====== THE INPUT

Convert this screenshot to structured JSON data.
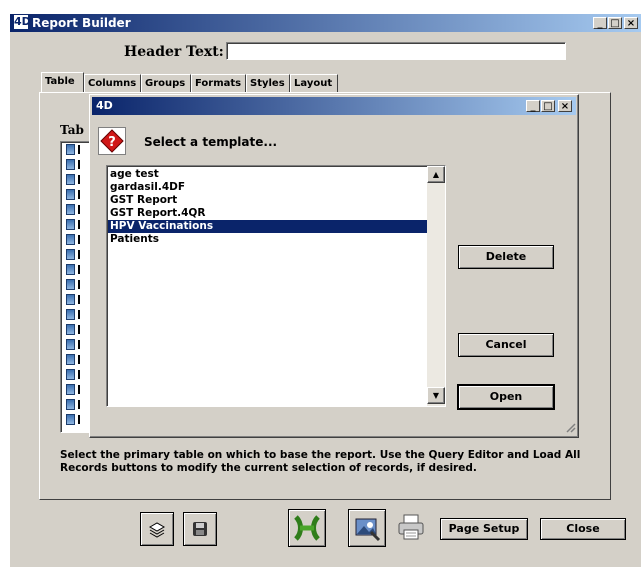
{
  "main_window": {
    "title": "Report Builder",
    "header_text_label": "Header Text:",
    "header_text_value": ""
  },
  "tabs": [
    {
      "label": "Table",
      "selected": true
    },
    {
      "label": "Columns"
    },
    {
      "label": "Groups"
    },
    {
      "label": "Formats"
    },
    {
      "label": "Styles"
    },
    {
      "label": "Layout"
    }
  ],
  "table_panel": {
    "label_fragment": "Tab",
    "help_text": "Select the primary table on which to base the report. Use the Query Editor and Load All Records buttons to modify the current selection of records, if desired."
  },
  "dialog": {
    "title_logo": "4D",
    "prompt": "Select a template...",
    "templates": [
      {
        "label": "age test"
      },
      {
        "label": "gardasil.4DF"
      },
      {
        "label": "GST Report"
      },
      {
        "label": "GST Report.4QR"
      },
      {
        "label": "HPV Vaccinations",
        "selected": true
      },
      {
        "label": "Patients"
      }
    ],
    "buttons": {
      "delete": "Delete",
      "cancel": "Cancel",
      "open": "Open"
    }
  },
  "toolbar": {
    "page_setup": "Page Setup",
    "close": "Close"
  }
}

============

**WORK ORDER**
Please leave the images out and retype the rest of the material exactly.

**RESPONSE BOX**
Convert this screenshot to structured JSON data.
{
  "main_window": {
    "title": "Report Builder",
    "header_text_label": "Header Text:",
    "header_text_value": ""
  },
  "tabs": [
    {
      "label": "Table",
      "selected": true
    },
    {
      "label": "Columns"
    },
    {
      "label": "Groups"
    },
    {
      "label": "Formats"
    },
    {
      "label": "Styles"
    },
    {
      "label": "Layout"
    }
  ],
  "table_panel": {
    "label_fragment": "Tab",
    "help_text": "Select the primary table on which to base the report. Use the Query Editor and Load All Records buttons to modify the current selection of records, if desired."
  },
  "dialog": {
    "title_logo": "4D",
    "prompt": "Select a template...",
    "templates": [
      {
        "label": "age test"
      },
      {
        "label": "gardasil.4DF"
      },
      {
        "label": "GST Report"
      },
      {
        "label": "GST Report.4QR"
      },
      {
        "label": "HPV Vaccinations",
        "selected": true
      },
      {
        "label": "Patients"
      }
    ],
    "buttons": {
      "delete": "Delete",
      "cancel": "Cancel",
      "open": "Open"
    }
  },
  "toolbar": {
    "page_setup": "Page Setup",
    "close": "Close"
  }
}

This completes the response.